TORONTO — There was a moment, an unsuspected punch to the gut, where Team Canada faced the slightest bit of adversity for the first time in the World Cup of Hockey.
It didn’t feel like a legitimate surge, considering Team Russia went nearly the first 10 minutes of the second period without a shot before scoring on Carey Price, but Canada was nonetheless trailing on Saturday night.
And it took Brad Marchand only 72 seconds to respond.
“I think that was big. We felt like we were controlling the play and doing a lot of good things and we were down 2-1,” Sidney Crosby said of Marchand’s goal, the one he orchestrated. “The way we were playing, we believed we were going to score. But anything can happen sometimes, so it was good to get that.”
Marchand struck again in the opening two minutes of the third period, breaking a tie with a goal that simultaneously removed any fantasies of a Russian upset, and pushed Team Canada to a methodical 5-3 victory at Air Canada Centre.
Team Canada will face the winner of Sunday’s other semifinal between Team Europe and Team Sweden in a best-of-three final series for the World Cup of Hockey.
What makes Team Canada special - aside from Crosby, who now leads the tournament with seven points - is that their roster is stacked with relentless champions.
If it’s not Crosby throwing the dagger, like he did when he opened the scoring for the third time in Canada’s four games, it is Corey Perry pumping in the insurance goal. Perry, who has won two Olympic gold medals, a World Championship, a World Junior Championship, and a Memorial Cup in addition to a Stanley Cup and Hart Trophy, was a late injury replacement on this roster.
Think about that for one second. That is why Team Canada has now won 14 straight best-on-best international contests dating back to the 2010 Vancouver Olympics.
Marchand, a 37-goal scorer in the NHL last season, was originally panned as a possible selection for Team Canada because many thought he couldn’t keep up with the skill. This is a player who scored twice in a Game 7 of the 2011 Stanley Cup final in Vancouver.
“I think that it's been a whirlwind here being part of a group like this and at this level has been special,” Marchand said. “I’m still trying to take it all in. It’s been a blast.”
Alex Ovechkin summed up the difference quite succinctly. Ovechkin has never registered a point in four games for Team Russia against Team Canada when facing Crosby.
“They have talented guys, all the guys,” Ovechkin said.
That’s why Mike Babcock felt so confident in his message to the troops during the second intermission.

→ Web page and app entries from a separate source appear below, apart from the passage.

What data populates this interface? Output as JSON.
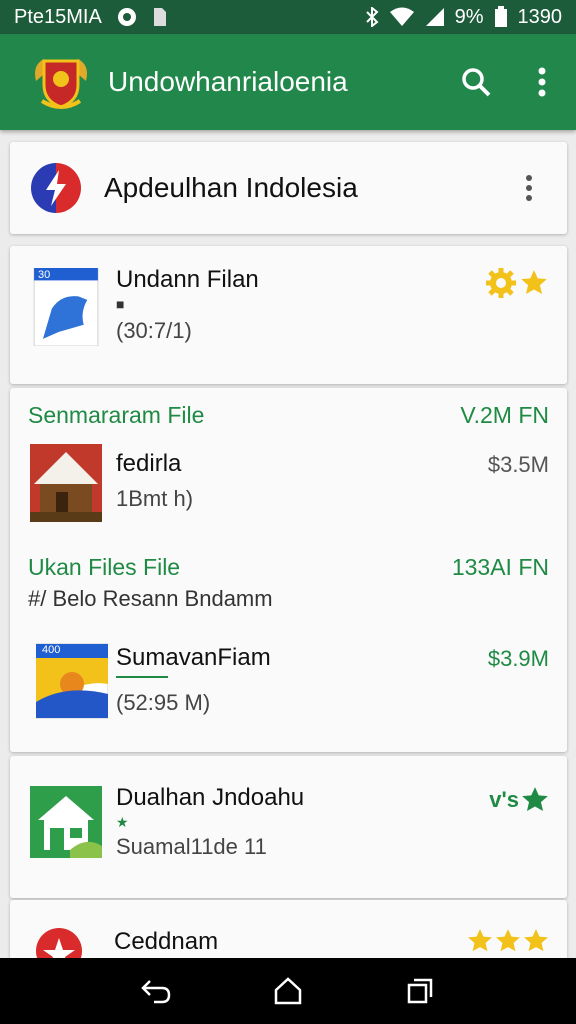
{
  "status_bar": {
    "time_left": "Pte15MIA",
    "battery_percent": "9%",
    "clock": "1390"
  },
  "app_bar": {
    "title": "Undowhanrialoenia",
    "actions": [
      "search-icon",
      "more-vert-icon"
    ]
  },
  "header_card": {
    "title": "Apdeulhan Indolesia"
  },
  "items": {
    "item1": {
      "title": "Undann Filan",
      "subtitle": "(30:7/1)",
      "thumb_tag": "30"
    },
    "section1": {
      "title": "Senmararam File",
      "right": "V.2M FN"
    },
    "item2": {
      "title": "fedirla",
      "subtitle": "1Bmt h)",
      "price": "$3.5M"
    },
    "section2": {
      "title": "Ukan Files File",
      "right": "133AI FN",
      "subtitle": "#/ Belo Resann Bndamm"
    },
    "item3": {
      "title": "SumavanFiam",
      "subtitle": "(52:95 M)",
      "price": "$3.9M",
      "thumb_tag": "400"
    },
    "item4": {
      "title": "Dualhan Jndoahu",
      "subtitle": "Suamal11de 11",
      "rating_text": "v's"
    },
    "item5": {
      "title": "Ceddnam"
    }
  },
  "colors": {
    "status_bar": "#1d5c3a",
    "app_bar": "#21874a",
    "accent_green": "#1f8a44",
    "star_yellow": "#f2c21b"
  },
  "nav_bar": [
    "back-icon",
    "home-icon",
    "recents-icon"
  ]
}
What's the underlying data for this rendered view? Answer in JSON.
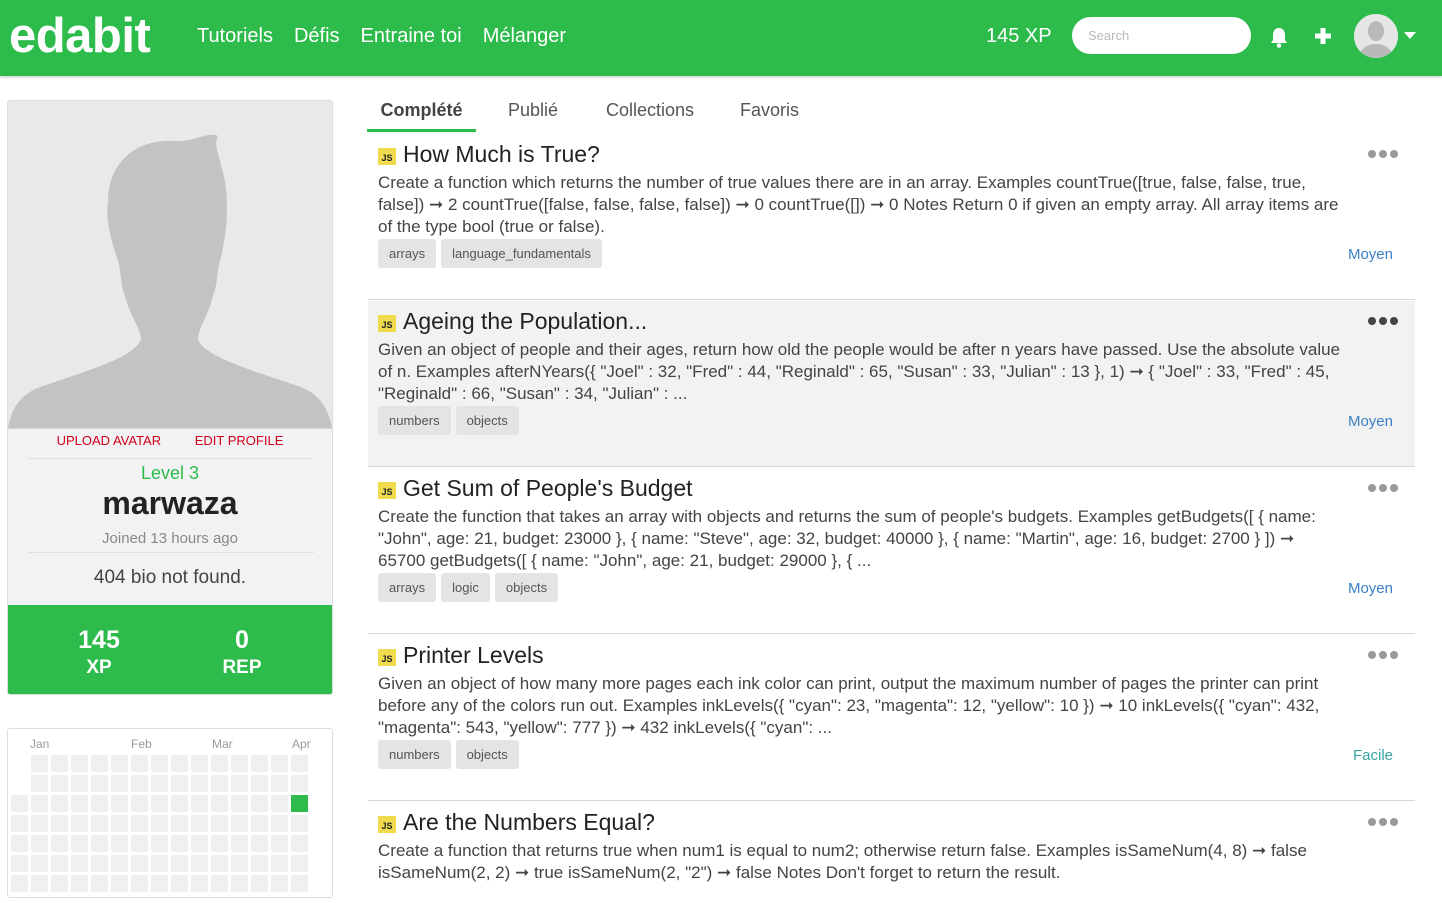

“There’s no chance they can keep up if we keep doing what we're doing,” Babcock recalled telling his team. “And, that proved to be true.”
With Marchand and Patrice Bergeron, Crosby’s line has accounted for eight goals and 16 points in the four games. Even Babcock is flabbergasted how quickly his entire lineup has generated chemistry. His lines have not varied in four games, other than to give Ryan Getzlaf a night off.
“I don't even know what happened here, but, no, usually it's not like that,” Babcock said. “It's a work in progress and you grind and you grind and you try to make it better. We have had success this far, but let's not get carried away.”
Babcock tried to reign in expectations, but Russia blew the best chance to knock off Team Canada in the World Cup. Anything can happen in a single elimination game. But to beat Canada twice in three games on home ice?
“Definitely,” Sergei Bobrovsky agreed. “We had a good opportunity to beat them tonight, to get through to the final.”
Saturday also marked the official death of the Canada-Russia rivalry on-ice. The players, most of them born well after the 1987 Canada Cup, have little emotional connection to the matchup now other than what they’ve heard or seen on video.
And for there to be an actual rivalry, there needs to be a little back and forth. Canada is now 8-3-2 against Russia in the Canada Cup / World Cup series. And Canada has never looked stronger on the world stage, trailing just 2:41 (1.1 per cent) of the time in this tournament.
“Now we have a chance to compete for the real prize,” Babcock said. “That’s what we have all came for. We have all given up like, I don’t know, three weeks - it seems like four months. We now have an opportunity to have success, but we’re going to be measured on what happens next.”
Contact Frank Seravalli on Twitter: @frank_seravalli